Exercise prompt:
The entries below should be copied exactly and completely.

Stored items:
+++++

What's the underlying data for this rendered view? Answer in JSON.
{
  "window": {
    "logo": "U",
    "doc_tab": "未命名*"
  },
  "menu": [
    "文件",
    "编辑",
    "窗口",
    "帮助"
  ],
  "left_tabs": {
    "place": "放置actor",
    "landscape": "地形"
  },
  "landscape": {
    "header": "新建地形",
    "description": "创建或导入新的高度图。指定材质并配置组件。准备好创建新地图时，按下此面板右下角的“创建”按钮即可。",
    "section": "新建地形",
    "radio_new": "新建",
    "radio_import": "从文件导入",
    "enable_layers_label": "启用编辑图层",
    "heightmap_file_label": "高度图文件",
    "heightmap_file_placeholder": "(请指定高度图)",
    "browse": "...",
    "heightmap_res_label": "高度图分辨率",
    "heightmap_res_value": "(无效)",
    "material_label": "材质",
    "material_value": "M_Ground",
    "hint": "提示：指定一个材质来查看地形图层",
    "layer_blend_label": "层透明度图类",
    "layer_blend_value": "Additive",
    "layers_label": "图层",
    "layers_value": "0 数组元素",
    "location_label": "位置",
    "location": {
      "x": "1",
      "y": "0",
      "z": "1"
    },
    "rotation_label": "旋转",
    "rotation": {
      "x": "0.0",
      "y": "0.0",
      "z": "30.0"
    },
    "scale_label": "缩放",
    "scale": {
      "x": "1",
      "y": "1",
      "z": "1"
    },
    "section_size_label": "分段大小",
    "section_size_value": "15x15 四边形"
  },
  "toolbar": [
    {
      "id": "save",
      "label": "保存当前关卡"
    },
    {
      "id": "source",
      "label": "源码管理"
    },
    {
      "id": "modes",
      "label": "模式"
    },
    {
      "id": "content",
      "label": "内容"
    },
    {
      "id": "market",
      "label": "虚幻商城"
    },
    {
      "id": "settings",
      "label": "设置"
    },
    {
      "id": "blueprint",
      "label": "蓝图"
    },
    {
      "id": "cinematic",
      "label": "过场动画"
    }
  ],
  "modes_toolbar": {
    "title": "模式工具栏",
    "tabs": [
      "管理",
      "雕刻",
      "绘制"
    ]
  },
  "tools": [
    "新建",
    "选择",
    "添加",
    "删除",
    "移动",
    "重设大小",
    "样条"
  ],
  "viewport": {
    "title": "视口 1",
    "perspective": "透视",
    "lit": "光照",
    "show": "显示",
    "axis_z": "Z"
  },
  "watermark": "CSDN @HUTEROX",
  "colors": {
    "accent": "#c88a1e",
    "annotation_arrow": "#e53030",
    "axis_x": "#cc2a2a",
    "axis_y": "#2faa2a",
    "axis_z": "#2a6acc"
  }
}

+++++

Result:
What's the underlying data for this rendered view? Answer in JSON.
{
  "window": {
    "logo": "U",
    "doc_tab": "未命名*"
  },
  "menu": [
    "文件",
    "编辑",
    "窗口",
    "帮助"
  ],
  "left_tabs": {
    "place": "放置actor",
    "landscape": "地形"
  },
  "landscape": {
    "header": "新建地形",
    "description": "创建或导入新的高度图。指定材质并配置组件。准备好创建新地图时，按下此面板右下角的“创建”按钮即可。",
    "section": "新建地形",
    "radio_new": "新建",
    "radio_import": "从文件导入",
    "enable_layers_label": "启用编辑图层",
    "heightmap_file_label": "高度图文件",
    "heightmap_file_placeholder": "(请指定高度图)",
    "browse": "...",
    "heightmap_res_label": "高度图分辨率",
    "heightmap_res_value": "(无效)",
    "material_label": "材质",
    "material_value": "M_Ground",
    "hint": "提示：指定一个材质来查看地形图层",
    "layer_blend_label": "层透明度图类",
    "layer_blend_value": "Additive",
    "layers_label": "图层",
    "layers_value": "0 数组元素",
    "location_label": "位置",
    "location": {
      "x": "1",
      "y": "0",
      "z": "1"
    },
    "rotation_label": "旋转",
    "rotation": {
      "x": "0.0",
      "y": "0.0",
      "z": "30.0"
    },
    "scale_label": "缩放",
    "scale": {
      "x": "1",
      "y": "1",
      "z": "1"
    },
    "section_size_label": "分段大小",
    "section_size_value": "15x15 四边形"
  },
  "toolbar": [
    {
      "id": "save",
      "label": "保存当前关卡"
    },
    {
      "id": "source",
      "label": "源码管理"
    },
    {
      "id": "modes",
      "label": "模式"
    },
    {
      "id": "content",
      "label": "内容"
    },
    {
      "id": "market",
      "label": "虚幻商城"
    },
    {
      "id": "settings",
      "label": "设置"
    },
    {
      "id": "blueprint",
      "label": "蓝图"
    },
    {
      "id": "cinematic",
      "label": "过场动画"
    }
  ],
  "modes_toolbar": {
    "title": "模式工具栏",
    "tabs": [
      "管理",
      "雕刻",
      "绘制"
    ]
  },
  "tools": [
    "新建",
    "选择",
    "添加",
    "删除",
    "移动",
    "重设大小",
    "样条"
  ],
  "viewport": {
    "title": "视口 1",
    "perspective": "透视",
    "lit": "光照",
    "show": "显示",
    "axis_z": "Z"
  },
  "watermark": "CSDN @HUTEROX",
  "colors": {
    "accent": "#c88a1e",
    "annotation_arrow": "#e53030",
    "axis_x": "#cc2a2a",
    "axis_y": "#2faa2a",
    "axis_z": "#2a6acc"
  }
}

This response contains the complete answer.